Working on her own fictional book, Sarah said she heard
about Stallman and what an interesting character he
was. She promptly decided to create a character in her
book on Stallman and, in the interests of researching
the character, set up an interview with Stallman.
Things quickly went from there. The two had been dating
since the beginning of 2001, she said.

"I really admired the way Richard built up an entire
political movement to address an issue of profound
personal concern," Sarah said, explaining her
attraction to Stallman.

My wife immediately threw back the question: "What was
the issue?"

"Crushing loneliness."

During dinner, I let the women do the talking and spent
most of the time trying to detect clues as to whether
the last 12 months had softened Stallman in any
significant way. I didn't see anything to suggest they
had. Although more flirtatious than I remembered-a
flirtatiousness spoiled somewhat by the number of times
Stallman's eyes seemed to fixate on my wife's
chest-Stallman retained the same general level of
prickliness. At one point, my wife uttered an emphatic
"God forbid" only to receive a typical Stallman rebuke.

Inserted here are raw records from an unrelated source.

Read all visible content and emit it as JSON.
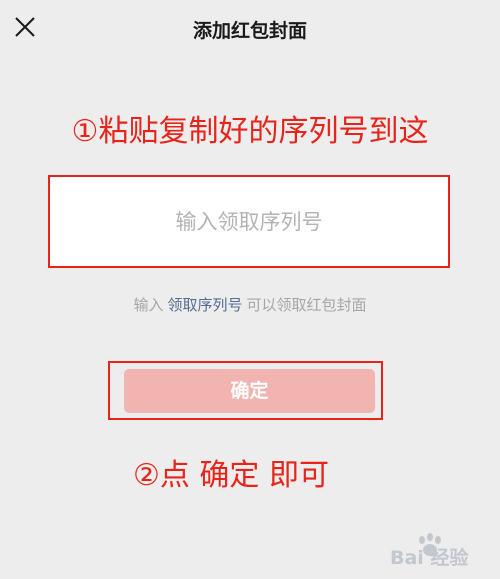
{
  "header": {
    "title": "添加红包封面",
    "close_icon": "close-icon"
  },
  "annotations": {
    "step1": "①粘贴复制好的序列号到这",
    "step2": "②点 确定 即可"
  },
  "form": {
    "code_placeholder": "输入领取序列号",
    "code_value": ""
  },
  "hint": {
    "prefix": "输入",
    "link": "领取序列号",
    "suffix": "可以领取红包封面"
  },
  "confirm_label": "确定",
  "watermark": {
    "text": "Bai 经验"
  },
  "colors": {
    "background": "#ededed",
    "annotation_red": "#e8241a",
    "link_blue": "#576b95",
    "button_disabled": "#f1b4b0"
  }
}
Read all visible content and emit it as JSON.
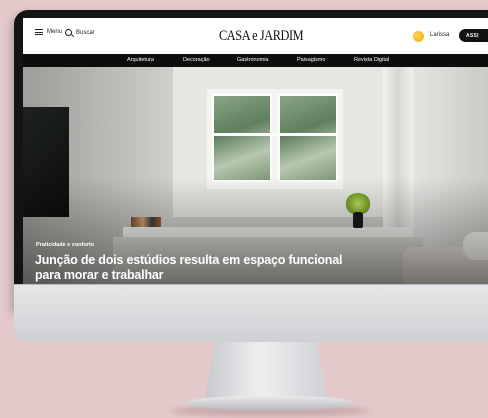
{
  "header": {
    "menu_label": "Menu",
    "search_label": "Buscar",
    "logo_text": "CASA e JARDIM",
    "user_name": "Larissa",
    "cta_label": "ASSI"
  },
  "nav": {
    "items": [
      "Arquitetura",
      "Decoração",
      "Gastronomia",
      "Paisagismo",
      "Revista Digital"
    ]
  },
  "hero": {
    "kicker": "Praticidade e conforto",
    "title": "Junção de dois estúdios resulta em espaço funcional para morar e trabalhar"
  },
  "colors": {
    "background": "#e4c9cb",
    "navbar": "#0d0d0d",
    "avatar": "#f0a816"
  }
}
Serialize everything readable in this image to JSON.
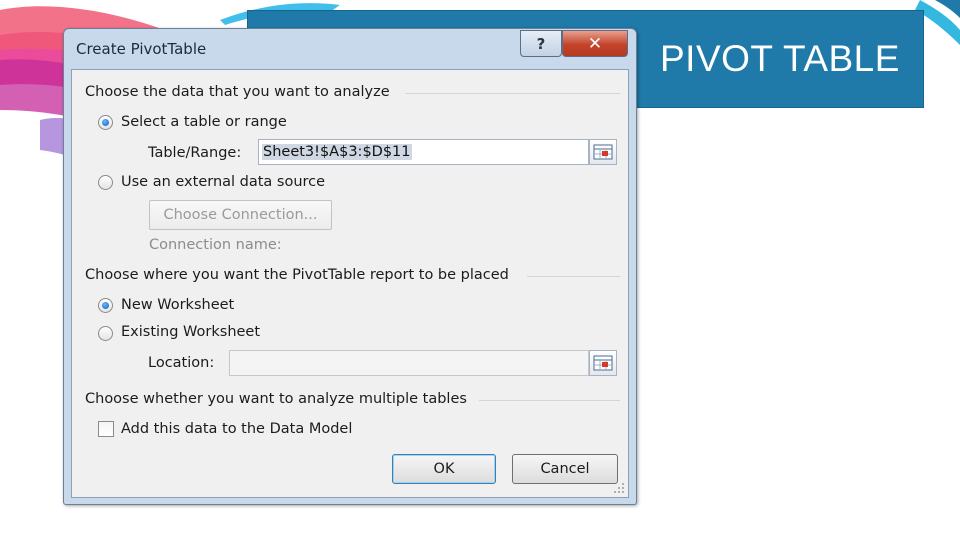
{
  "slide": {
    "title": "PIVOT TABLE",
    "banner_color": "#1f7aa9"
  },
  "dialog": {
    "title": "Create PivotTable",
    "help_icon": "question-mark-icon",
    "close_icon": "close-x-icon",
    "section_data": "Choose the data that you want to analyze",
    "option_table_range": "Select a table or range",
    "table_range_label": "Table/Range:",
    "table_range_value": "Sheet3!$A$3:$D$11",
    "option_external": "Use an external data source",
    "choose_connection_label": "Choose Connection...",
    "connection_name_label": "Connection name:",
    "section_placement": "Choose where you want the PivotTable report to be placed",
    "option_new_worksheet": "New Worksheet",
    "option_existing_worksheet": "Existing Worksheet",
    "location_label": "Location:",
    "location_value": "",
    "section_multiple": "Choose whether you want to analyze multiple tables",
    "add_data_model_label": "Add this data to the Data Model",
    "add_data_model_checked": false,
    "ok_label": "OK",
    "cancel_label": "Cancel",
    "selected_source": "table_range",
    "selected_placement": "new_worksheet",
    "accent_color": "#0d5fb8"
  }
}
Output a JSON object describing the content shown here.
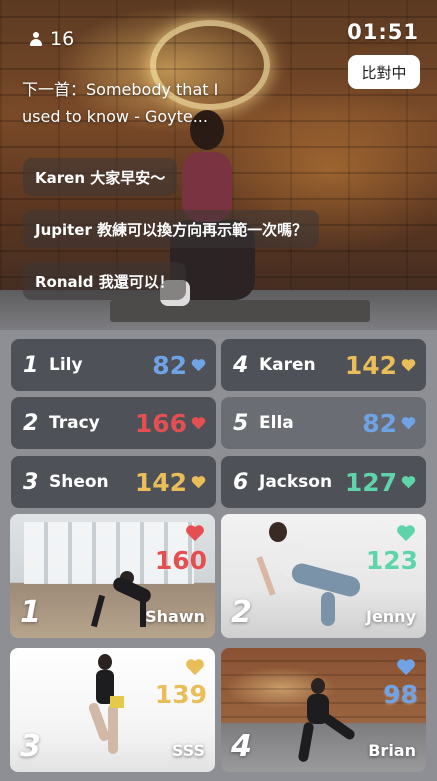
{
  "header": {
    "viewer_count": "16",
    "timer": "01:51",
    "compare_button": "比對中",
    "now_playing": "下一首：Somebody that I used to know - Goyte..."
  },
  "chat": [
    {
      "text": "Karen 大家早安～"
    },
    {
      "text": "Jupiter 教練可以換方向再示範一次嗎？"
    },
    {
      "text": "Ronald 我還可以！"
    }
  ],
  "leaderboard": [
    {
      "rank": "1",
      "name": "Lily",
      "score": "82",
      "color": "#6fa3e6"
    },
    {
      "rank": "4",
      "name": "Karen",
      "score": "142",
      "color": "#e9bd58"
    },
    {
      "rank": "2",
      "name": "Tracy",
      "score": "166",
      "color": "#e45052"
    },
    {
      "rank": "5",
      "name": "Ella",
      "score": "82",
      "color": "#6fa3e6"
    },
    {
      "rank": "3",
      "name": "Sheon",
      "score": "142",
      "color": "#e9bd58"
    },
    {
      "rank": "6",
      "name": "Jackson",
      "score": "127",
      "color": "#5fd3a9"
    }
  ],
  "tiles": [
    {
      "rank": "1",
      "name": "Shawn",
      "score": "160",
      "color": "#e45052"
    },
    {
      "rank": "2",
      "name": "Jenny",
      "score": "123",
      "color": "#5fd3a9"
    },
    {
      "rank": "3",
      "name": "SSS",
      "score": "139",
      "color": "#e9bd58"
    },
    {
      "rank": "4",
      "name": "Brian",
      "score": "98",
      "color": "#6fa3e6"
    }
  ],
  "icons": {
    "viewer": "person-icon",
    "score": "heart-icon"
  }
}
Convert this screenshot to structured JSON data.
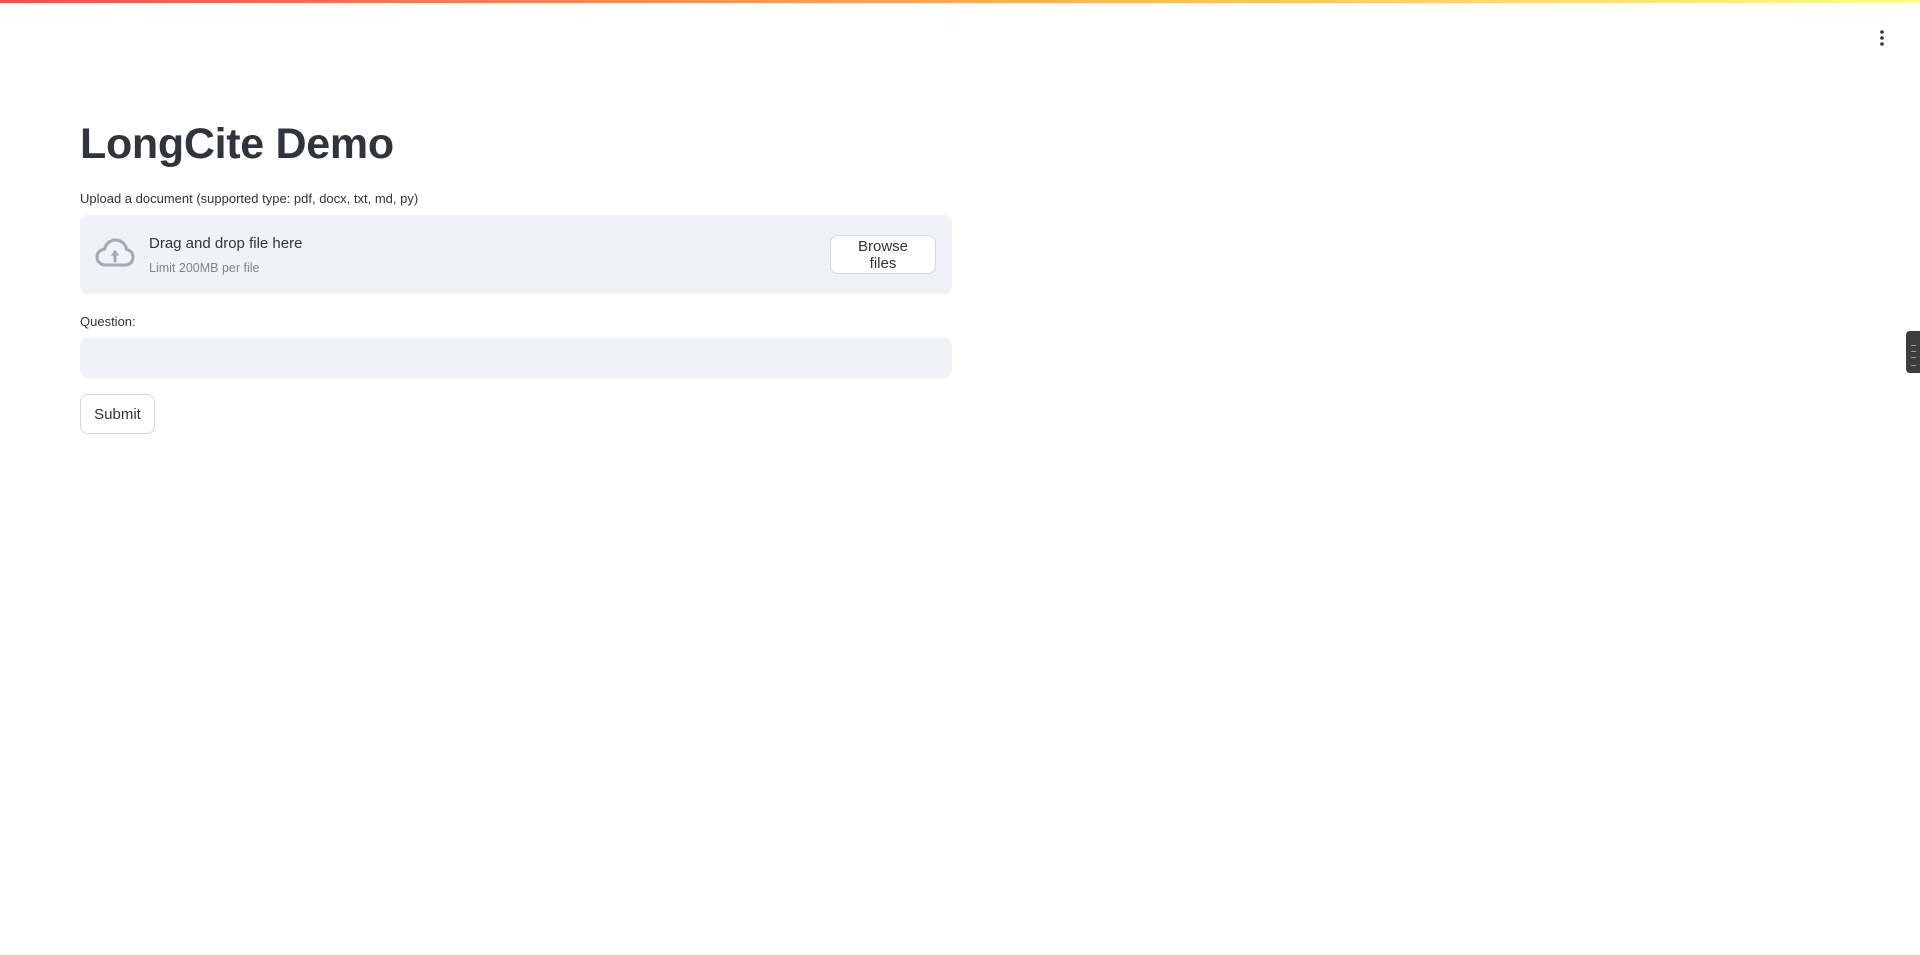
{
  "page": {
    "title": "LongCite Demo"
  },
  "menu": {
    "icon": "vertical-ellipsis-icon"
  },
  "uploader": {
    "label": "Upload a document (supported type: pdf, docx, txt, md, py)",
    "icon": "cloud-upload-icon",
    "drop_text": "Drag and drop file here",
    "limit_text": "Limit 200MB per file",
    "browse_label": "Browse files"
  },
  "question": {
    "label": "Question:",
    "value": "",
    "placeholder": ""
  },
  "submit": {
    "label": "Submit"
  },
  "colors": {
    "accent_gradient_start": "#ff4b4b",
    "accent_gradient_end": "#fffd80",
    "widget_background": "#f0f2f6",
    "text": "#31333f",
    "muted_text": "#808495",
    "icon": "#a3a8b8"
  }
}
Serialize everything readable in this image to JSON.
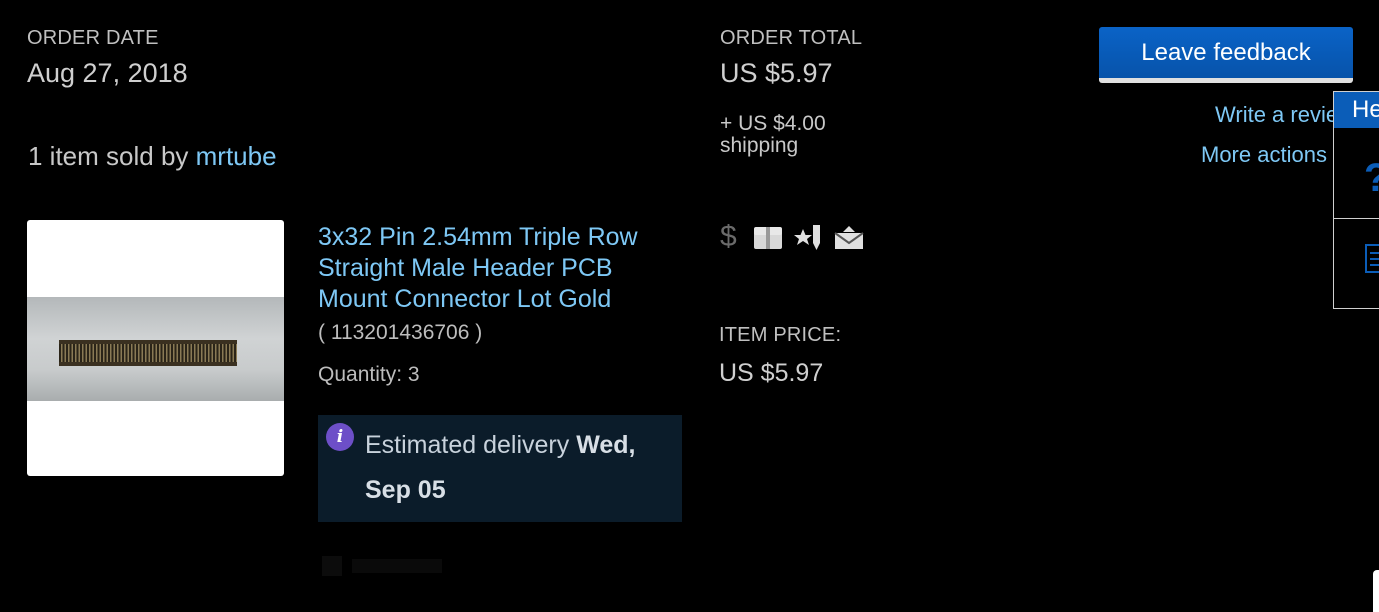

"I hate to break it to you, but there is no God,"
Stallman said.

Afterwards, when the dinner was complete and Sarah had
departed, Stallman seemed to let his guard down a
little. As we walked to a nearby bookstore, he admitted
that the last 12 months had dramatically changed his
outlook on life. "I thought I was going to be alone
forever," he said. "I'm glad I was wrong."

Before parting, Stallman handed me his "pleasure card,"
a business card listing Stallman's address, phone
number, and favorite pastimes ("sharing good books,
good food and exotic music and dance") so that I might
set up a final interview.

<Graphic file:/home/craigm/books/free_ep10.png>

Stallman's "pleasure" card, handed to me the night of
our dinner.

The next day, over another meal of dim sum, Stallman
seemed even more lovestruck than the night before.
Recalling his debates with Currier House dorm maters
over the benefits and drawbacks of an immortality
serum, Stallman expressed hope that scientists might
some day come up with the key to immortality. "Now that
I'm finally starting to have happiness in my life, I
want to have more," he said.

When I mentioned Sarah's "crushing loneliness" comment,
Stallman failed to see a connection between loneliness
on a physical or spiritual level and loneliness on a
hacker level. "The impulse to share code is about
friendship but friendship at a much lower level," he
said. Later, however, when the subject came up again,
Stallman did admit that loneliness, or the fear of
perpetual loneliness, had played a major role in
fueling his determination during the earliest days of
the GNU Project.

"My fascination with computers was not a consequence of
anything else," he said. "I wouldn't have been less
fascinated with computers if I had been popular and all
the women flocked to me. However, it's certainly true
the experience of feeling I didn't have a home, finding
one and losing it, finding another and having it
destroyed, affected me deeply. The one I lost was the
dorm. The one that was destroyed was the AI Lab. The
precariousness of not having any kind of home or
community was very powerful. It made me want to fight
to get it back."

After the interview, I couldn't help but feel a certain
sense of emotional symmetry. Hearing Sarah describe
what attracted her to Stallman and hearing Stallman
himself describe the emotions that prompted him to take
up the free software cause, I was reminded of my own
reasons for writing this book. Since July, 2000, I have
learned to appreciate both the seductive and the
repellent sides of the Richard Stallman persona. Like
Eben Moglen before me, I feel that dismissing that
persona as epiphenomenal or distracting in relation to
the overall free software movement would be a grievous
mistake. In many ways the two are so mutually defining
as to be indistinguishable.

While I'm sure not every reader feels the same level of
affinity for Stallman-indeed, after reading this book,
some might feel zero affinity-I'm sure most will agree.
Few individuals offer as singular a human portrait as
Richard M. Stallman. It is my sincere hope that, with
this initial portrait complete and with the help of the
GFDL, others will feel a similar urge to add their own
perspective to that portrait.